London: Britain’s public finances are so constrained that whoever governs in the years ahead – the ruling Conservatives or the Labour Party – will have little room to cut taxes or boost spending, a report by a leading think-tank showed on Tuesday.
The Institute for Fiscal Studies warned that giving voters a tax cut before an election expected in 2024 would risk causing a “short-term economic sugar rush”, higher Bank of England interest rates and a protracted recession.
Further ahead, weak economic growth, high debt levels and growing demands on public spending from health to defence – problems Britain shares with many other rich countries – would probably maintain the tight bind on the next government.
“The price of our high levels of indebtedness, failure to stimulate growth and high borrowing costs is likely to be a protracted period of high taxes and tight spending,” IFS director Paul Johnson said.

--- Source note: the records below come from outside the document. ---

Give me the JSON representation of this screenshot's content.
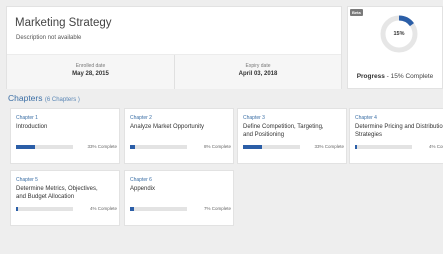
{
  "course": {
    "title": "Marketing Strategy",
    "description": "Description not available",
    "enrolled_label": "Enrolled date",
    "enrolled_value": "May 28, 2015",
    "expiry_label": "Expiry date",
    "expiry_value": "April 03, 2018"
  },
  "progress": {
    "badge": "Beta",
    "percent": 15,
    "percent_label": "15%",
    "caption_bold": "Progress",
    "caption_rest": " - 15% Complete",
    "arc_color": "#2b5ea7",
    "track_color": "#e6e6e6"
  },
  "chapters_section": {
    "heading": "Chapters",
    "count": "(6 Chapters )"
  },
  "chapters": [
    {
      "number": "Chapter 1",
      "title": [
        "Introduction"
      ],
      "complete": 33,
      "complete_label": "33% Complete"
    },
    {
      "number": "Chapter 2",
      "title": [
        "Analyze Market Opportunity"
      ],
      "complete": 8,
      "complete_label": "8% Complete"
    },
    {
      "number": "Chapter 3",
      "title": [
        "Define Competition, Targeting,",
        "and Positioning"
      ],
      "complete": 33,
      "complete_label": "33% Complete"
    },
    {
      "number": "Chapter 4",
      "title": [
        "Determine Pricing and Distribution",
        "Strategies"
      ],
      "complete": 4,
      "complete_label": "4% Complete"
    },
    {
      "number": "Chapter 5",
      "title": [
        "Determine Metrics, Objectives,",
        "and Budget Allocation"
      ],
      "complete": 4,
      "complete_label": "4% Complete"
    },
    {
      "number": "Chapter 6",
      "title": [
        "Appendix"
      ],
      "complete": 7,
      "complete_label": "7% Complete"
    }
  ]
}
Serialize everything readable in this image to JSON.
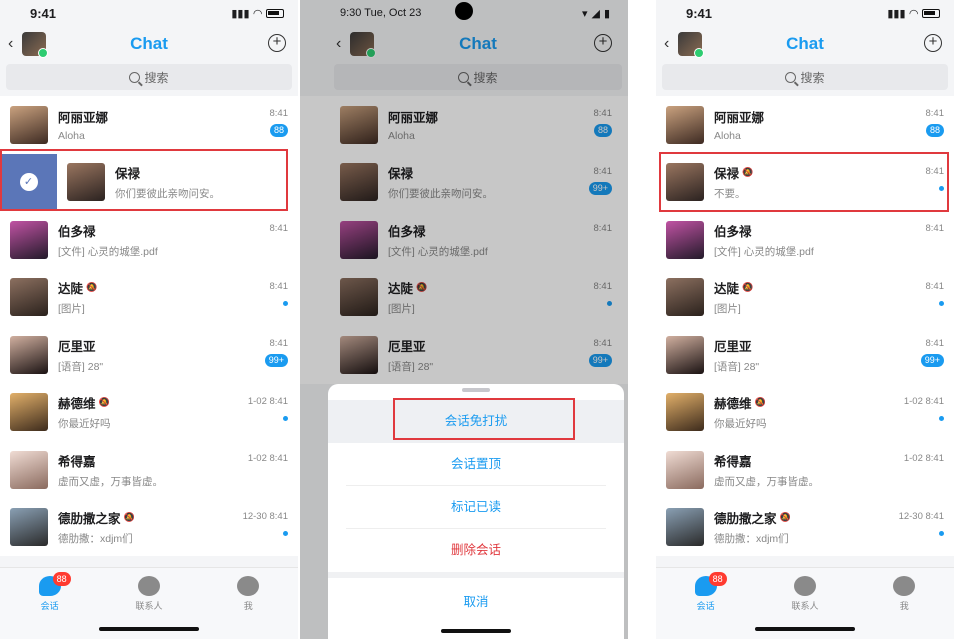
{
  "status": {
    "time_a": "9:41",
    "time_b": "9:30  Tue, Oct 23"
  },
  "nav": {
    "title": "Chat"
  },
  "search": {
    "placeholder": "搜索"
  },
  "chats": [
    {
      "name": "阿丽亚娜",
      "msg": "Aloha",
      "time": "8:41",
      "badge": "88",
      "muted": false,
      "color": "#7b5a48"
    },
    {
      "name": "保禄",
      "msg": "你们要彼此亲吻问安。",
      "time": "8:41",
      "badge": "",
      "muted": false,
      "color": "#5a3d32"
    },
    {
      "name": "伯多禄",
      "msg": "[文件] 心灵的城堡.pdf",
      "time": "8:41",
      "badge": "",
      "muted": false,
      "color": "#3b2a55"
    },
    {
      "name": "达陡",
      "msg": "[图片]",
      "time": "8:41",
      "badge": "",
      "dot": true,
      "muted": true,
      "color": "#5d4639"
    },
    {
      "name": "厄里亚",
      "msg": "[语音] 28\"",
      "time": "8:41",
      "badge": "99+",
      "muted": false,
      "color": "#3a2a2a"
    },
    {
      "name": "赫德维",
      "msg": "你最近好吗",
      "time": "1-02 8:41",
      "badge": "",
      "dot": true,
      "muted": true,
      "color": "#c08a50"
    },
    {
      "name": "希得嘉",
      "msg": "虚而又虚，万事皆虚。",
      "time": "1-02 8:41",
      "badge": "",
      "muted": false,
      "color": "#d8c4bc"
    },
    {
      "name": "德肋撒之家",
      "msg": "德肋撒：xdjm们",
      "time": "12-30 8:41",
      "badge": "",
      "dot": true,
      "muted": true,
      "color": "#4a5d6f"
    }
  ],
  "chat_p2_baolu_badge": "99+",
  "chat_p3_baolu": {
    "name": "保禄",
    "msg": "不要。",
    "time": "8:41"
  },
  "sheet": {
    "items": [
      "会话免打扰",
      "会话置顶",
      "标记已读",
      "删除会话"
    ],
    "cancel": "取消"
  },
  "tabs": [
    {
      "label": "会话",
      "badge": "88"
    },
    {
      "label": "联系人"
    },
    {
      "label": "我"
    }
  ],
  "colors": {
    "accent": "#1a9bf0",
    "danger": "#e0393e",
    "swipe": "#5b76b8"
  }
}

Britain’s economy was struggling to grow even before the double whammy of the COVID-19 pandemic and the surge in energy prices, both of which triggered a wave of government borrowing.
Finance minister Jeremy Hunt has ruled out significant tax cuts in his Nov. 22 budget update, despite pressure from lawmakers in his Conservative Party who are alarmed at Labour’s big lead in opinion polls.
Hunt said last week the government’s debt interest bill could be as much as 30 billion pounds ($36.5 billion) higher, due to high inflation and interest rates.
Labour’s would-be finance minister Rachel Reeves has stressed she would follow a similar fiscal target to Hunt: reducing debt as a share of the economy – which has trebled over the past 20 years to about 100% – while also promising to accelerate Britain’s weak growth rate.
The IFS’s Johnson said Labour had so far announced plans for only small, targeted tax increases which raised questions about its ability to fund investment that could boost economic growth.
Britain’s current government is on course to have increased taxes by more than any other since the Second World War, according to the IFS.
The think-tank said Hunt’s decision to freeze the thresholds at which people start paying higher rates of income tax would mean 16% of taxpayers are paying those higher rates in five years’ time, up from just 4% at the start of the 1990s.
The freezing of income tax thresholds would lead to a 52 billion-pound annual tax increase by 2027/28 which the government is likely to struggle to keep in place, the IFS said.
Carl Emmerson, deputy director at the IFS, said the combination of growing pressures on the public finances from welfare, demand for more public services, slow economic growth and high debt meant only one thing.
“That just points to you having to have a higher tax burden over the medium term,” Emmerson said.
Forecasts by U.S. bank Citi, which contributed to the IFS report, showed Britain was running further behind its pre-COVID economic growth trend than other European countries.
The International Monetary Fund said last week that Britain’s economy would be the slowest among Group of Seven economies in 2024.
But Emmerson said longer-term challenges relating to an ageing population were less severe in Britain than in other comparable countries.